[Opening Material provided section]

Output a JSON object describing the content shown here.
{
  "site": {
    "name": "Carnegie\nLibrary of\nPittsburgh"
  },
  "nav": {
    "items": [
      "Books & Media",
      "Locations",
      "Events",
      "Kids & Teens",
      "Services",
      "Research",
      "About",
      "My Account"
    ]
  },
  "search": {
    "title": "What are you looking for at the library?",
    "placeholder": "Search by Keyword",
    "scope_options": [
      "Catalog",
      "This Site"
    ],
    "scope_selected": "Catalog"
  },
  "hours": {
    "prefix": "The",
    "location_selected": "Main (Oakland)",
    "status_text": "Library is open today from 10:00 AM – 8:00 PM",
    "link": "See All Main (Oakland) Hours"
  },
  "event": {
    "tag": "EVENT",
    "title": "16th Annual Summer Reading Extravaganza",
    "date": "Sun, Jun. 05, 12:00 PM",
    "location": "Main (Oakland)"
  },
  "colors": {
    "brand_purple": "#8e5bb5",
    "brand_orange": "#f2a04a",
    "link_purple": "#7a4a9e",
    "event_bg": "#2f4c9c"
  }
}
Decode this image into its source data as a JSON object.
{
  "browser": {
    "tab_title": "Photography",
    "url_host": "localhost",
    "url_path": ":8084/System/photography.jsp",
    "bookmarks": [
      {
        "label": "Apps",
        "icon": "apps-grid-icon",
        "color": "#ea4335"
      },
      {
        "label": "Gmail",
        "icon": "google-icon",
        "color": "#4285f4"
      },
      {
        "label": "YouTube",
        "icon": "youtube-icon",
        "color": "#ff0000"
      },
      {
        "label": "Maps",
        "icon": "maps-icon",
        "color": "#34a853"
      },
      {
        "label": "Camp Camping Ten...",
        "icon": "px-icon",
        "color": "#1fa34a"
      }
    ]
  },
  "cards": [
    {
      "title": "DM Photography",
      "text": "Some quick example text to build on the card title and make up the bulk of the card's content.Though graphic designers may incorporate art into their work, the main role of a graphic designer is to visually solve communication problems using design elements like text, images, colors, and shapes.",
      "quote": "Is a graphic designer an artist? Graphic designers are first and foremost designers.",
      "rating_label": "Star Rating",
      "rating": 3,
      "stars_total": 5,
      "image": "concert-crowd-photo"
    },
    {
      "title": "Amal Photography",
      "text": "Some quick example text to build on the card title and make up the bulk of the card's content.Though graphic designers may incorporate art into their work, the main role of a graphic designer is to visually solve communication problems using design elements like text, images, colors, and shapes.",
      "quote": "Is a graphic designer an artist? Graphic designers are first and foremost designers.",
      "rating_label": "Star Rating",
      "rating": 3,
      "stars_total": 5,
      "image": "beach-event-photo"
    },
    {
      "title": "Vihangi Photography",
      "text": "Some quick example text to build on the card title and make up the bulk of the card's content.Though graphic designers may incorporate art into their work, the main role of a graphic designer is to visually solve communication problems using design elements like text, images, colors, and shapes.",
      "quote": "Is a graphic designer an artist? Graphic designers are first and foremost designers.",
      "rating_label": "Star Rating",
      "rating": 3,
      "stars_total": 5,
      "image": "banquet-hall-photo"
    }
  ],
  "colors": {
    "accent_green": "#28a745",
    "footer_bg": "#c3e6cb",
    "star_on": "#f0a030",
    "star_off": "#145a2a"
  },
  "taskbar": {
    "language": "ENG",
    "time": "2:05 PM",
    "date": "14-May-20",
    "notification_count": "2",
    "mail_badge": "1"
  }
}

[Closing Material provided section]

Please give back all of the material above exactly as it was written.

Exercise result:
Output a JSON object describing the content shown here.
{
  "site": {
    "name": "Carnegie\nLibrary of\nPittsburgh"
  },
  "nav": {
    "items": [
      "Books & Media",
      "Locations",
      "Events",
      "Kids & Teens",
      "Services",
      "Research",
      "About",
      "My Account"
    ]
  },
  "search": {
    "title": "What are you looking for at the library?",
    "placeholder": "Search by Keyword",
    "scope_options": [
      "Catalog",
      "This Site"
    ],
    "scope_selected": "Catalog"
  },
  "hours": {
    "prefix": "The",
    "location_selected": "Main (Oakland)",
    "status_text": "Library is open today from 10:00 AM – 8:00 PM",
    "link": "See All Main (Oakland) Hours"
  },
  "event": {
    "tag": "EVENT",
    "title": "16th Annual Summer Reading Extravaganza",
    "date": "Sun, Jun. 05, 12:00 PM",
    "location": "Main (Oakland)"
  },
  "colors": {
    "brand_purple": "#8e5bb5",
    "brand_orange": "#f2a04a",
    "link_purple": "#7a4a9e",
    "event_bg": "#2f4c9c"
  }
}
Decode this image into its source data as a JSON object.
{
  "browser": {
    "tab_title": "Photography",
    "url_host": "localhost",
    "url_path": ":8084/System/photography.jsp",
    "bookmarks": [
      {
        "label": "Apps",
        "icon": "apps-grid-icon",
        "color": "#ea4335"
      },
      {
        "label": "Gmail",
        "icon": "google-icon",
        "color": "#4285f4"
      },
      {
        "label": "YouTube",
        "icon": "youtube-icon",
        "color": "#ff0000"
      },
      {
        "label": "Maps",
        "icon": "maps-icon",
        "color": "#34a853"
      },
      {
        "label": "Camp Camping Ten...",
        "icon": "px-icon",
        "color": "#1fa34a"
      }
    ]
  },
  "cards": [
    {
      "title": "DM Photography",
      "text": "Some quick example text to build on the card title and make up the bulk of the card's content.Though graphic designers may incorporate art into their work, the main role of a graphic designer is to visually solve communication problems using design elements like text, images, colors, and shapes.",
      "quote": "Is a graphic designer an artist? Graphic designers are first and foremost designers.",
      "rating_label": "Star Rating",
      "rating": 3,
      "stars_total": 5,
      "image": "concert-crowd-photo"
    },
    {
      "title": "Amal Photography",
      "text": "Some quick example text to build on the card title and make up the bulk of the card's content.Though graphic designers may incorporate art into their work, the main role of a graphic designer is to visually solve communication problems using design elements like text, images, colors, and shapes.",
      "quote": "Is a graphic designer an artist? Graphic designers are first and foremost designers.",
      "rating_label": "Star Rating",
      "rating": 3,
      "stars_total": 5,
      "image": "beach-event-photo"
    },
    {
      "title": "Vihangi Photography",
      "text": "Some quick example text to build on the card title and make up the bulk of the card's content.Though graphic designers may incorporate art into their work, the main role of a graphic designer is to visually solve communication problems using design elements like text, images, colors, and shapes.",
      "quote": "Is a graphic designer an artist? Graphic designers are first and foremost designers.",
      "rating_label": "Star Rating",
      "rating": 3,
      "stars_total": 5,
      "image": "banquet-hall-photo"
    }
  ],
  "colors": {
    "accent_green": "#28a745",
    "footer_bg": "#c3e6cb",
    "star_on": "#f0a030",
    "star_off": "#145a2a"
  },
  "taskbar": {
    "language": "ENG",
    "time": "2:05 PM",
    "date": "14-May-20",
    "notification_count": "2",
    "mail_badge": "1"
  }
}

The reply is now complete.